The term “superfood” may not have a strict definition, but no matter what foods make your list, blueberries will almost certainly be included. These blueish-purple berries are certainly tasty, widely available, and relatively inexpensive, but what attracts many people to them is the surprisingly long list of health benefits these little berries provide. In helping to prevent heart disease, lowering blood pressure, helping to manage cholesterol, and even possibly help slow cognitive decline, blueberries are a nutritionist’s secret weapon.
There are many fruits that are extremely healthy for you, but one of the main benefits unique to blueberries is the presence of polyphenols. These antioxidant compounds, known as flavonoids, help to prevent or control the damage to tissues caused by free radicals. Blueberries’ high antioxidant capacity comes in the form of several nutrients such as vitamin C, but blueberries also get an extra antioxidant kick from a particular type of flavonoid called anthocyanins.
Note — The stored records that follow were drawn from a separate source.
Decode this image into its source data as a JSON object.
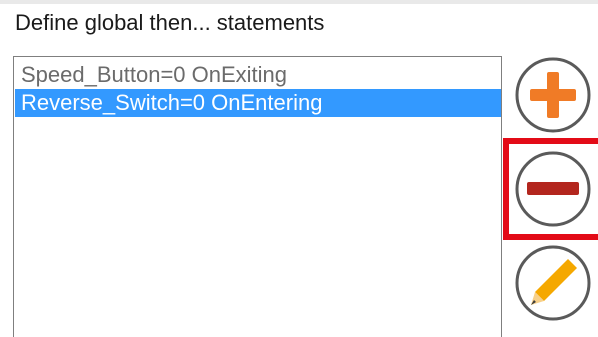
{
  "section": {
    "title": "Define global then... statements"
  },
  "statements": {
    "items": [
      {
        "label": "Speed_Button=0 OnExiting",
        "selected": false
      },
      {
        "label": "Reverse_Switch=0 OnEntering",
        "selected": true
      }
    ]
  },
  "buttons": {
    "add": {
      "icon": "plus-icon",
      "color": "#f07b26"
    },
    "remove": {
      "icon": "minus-icon",
      "color": "#b3261e",
      "highlighted": true
    },
    "edit": {
      "icon": "pencil-icon",
      "color": "#f5a800"
    }
  },
  "colors": {
    "selection": "#3399ff",
    "highlight_frame": "#e30b17",
    "button_ring": "#5a5a5a"
  }
}
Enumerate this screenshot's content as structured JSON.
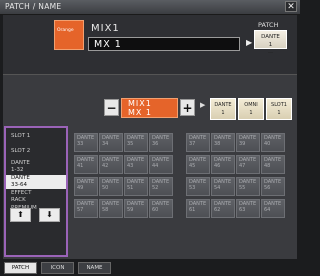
{
  "window": {
    "title": "PATCH / NAME",
    "close_glyph": "✕"
  },
  "channel": {
    "color_label": "Orange",
    "display_name": "MIX1",
    "name_value": "MX 1"
  },
  "patch": {
    "label": "PATCH",
    "button_line1": "DANTE",
    "button_line2": "1",
    "button_line3": "—"
  },
  "selector": {
    "minus": "−",
    "plus": "+",
    "line1": "MIX1",
    "line2": "MX 1"
  },
  "ports": [
    {
      "line1": "DANTE",
      "line2": "1"
    },
    {
      "line1": "OMNI",
      "line2": "1"
    },
    {
      "line1": "SLOT1",
      "line2": "1"
    }
  ],
  "source_list": [
    {
      "label": "SLOT 1"
    },
    {
      "label": "SLOT 2"
    },
    {
      "label": "DANTE\n1-32"
    },
    {
      "label": "DANTE\n33-64",
      "selected": true
    },
    {
      "label": "EFFECT\nRACK"
    },
    {
      "label": "PREMIUM\nRACK"
    }
  ],
  "nav": {
    "up": "⬆",
    "down": "⬇"
  },
  "grid": {
    "prefix": "DANTE",
    "rows": [
      [
        33,
        34,
        35,
        36,
        37,
        38,
        39,
        40
      ],
      [
        41,
        42,
        43,
        44,
        45,
        46,
        47,
        48
      ],
      [
        49,
        50,
        51,
        52,
        53,
        54,
        55,
        56
      ],
      [
        57,
        58,
        59,
        60,
        61,
        62,
        63,
        64
      ]
    ]
  },
  "tabs": [
    {
      "label": "PATCH",
      "active": true
    },
    {
      "label": "ICON"
    },
    {
      "label": "NAME"
    }
  ]
}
Anthocyanins are found in high concentrations in foods that are typically dark purple, red, or bluish in color. These foods include beets, purple sweet potatoes, red cabbage, and cranberries, all of which are packed with essential nutrients.
Aside from the presence of polyphenols, blueberries have a range of health benefits. Though people typically think of citrus fruits such as oranges, lemons, or even limes when they are looking for a boost of vitamin C, it turns out that blueberries can also provide this essential nutrient. There is a long list of benefits to eating blueberries, as they are a good source of so many vitamins and minerals including:
Blueberries are packed with many nutrients our bodies need, but they are also low on the things many people are looking to avoid. Blueberries have a low glycemic load, meaning the natural sugars in blueberries do not raise blood sugar levels the way an equivalent amount of natural or artificial sweeteners would. This makes blueberries particularly attractive to people with insulin sensitivities or type 2 diabetes.
Blueberries are also relatively low in carbohydrates compared to many other types of fruit. Though a cup of blueberries has 17 grams of carbs, this is just over half the amount you would get from a cup of raisins.
Often overlooked among the other health benefits of blueberries is that they are a low-calorie food. Despite being nutrient-dense, a cup of blueberries only contains 84 calories, which is less than a quarter of the number of calories found in a serving of avocado, raisins, or pineapple.
The phrase “all things in moderation” certainly applies to food, and blueberries are no exception. Thankfully, overindulging in these tasty little berries won’t typically have drastic consequences to your health, though you might find yourself in the urgent need of a bathroom. Blueberries are high in dietary fiber, which means eating too many can lead to digestive problems such as diarrhea, flatulence, and bloating.
Blueberries are also very high in vitamin K, and while this important nutrient is essential for things like bone health and blood clotting, having too much of it can lead to a range of issues. A vitamin K overdose can result in difficulty swallowing, shortness of breath, skin rashes, fainting, and irregular breathing. Thankfully, vitamin K overdoses are very rare, and they are certainly no reason to avoid eating this tasty fruit.
Eating blueberries has been recommended as a way to improve brain health, especially in older adults. As we age, the oxidative stress of free radicals can contribute to cognitive decline. Blueberries are an antioxidant powerhouse that can help to slow this effect.
Research is increasingly showing that what we eat has an impact on long-term health. Conditions like metabolic syndrome are emerging as indicators of your likelihood of developing type 2 diabetes and your risk of heart disease. With weight loss on many people’s minds, finding foods that can provide nutrients while helping to lower blood pressure, reduce your risk of heart attack, and are low in calories and carbohydrates are important. Here, blueberries certainly fit the bill.
Many fruits can bring a range of health benefits to food products, but blueberries have one more trick up their sleeve, which is their deep bluish-purple color. For products that need a rich, vibrant color, blueberries are hard to beat.
Like all fruit varieties, proper handling, storage, and transport is essential to maintaining the nutrition and flavor people are looking for. At FruitSmart, we work to provide the best solutions possible to your toughest challenges in food production. We go beyond quality juices to provide essences, purees, and even dry ingredients, all made with the same commitment to quality and food safety. If you are interested in learning more about how our blueberry options, and our entire line of products, can become the cornerstone of the great foods and beverages you are looking to produce, contact us today to learn more.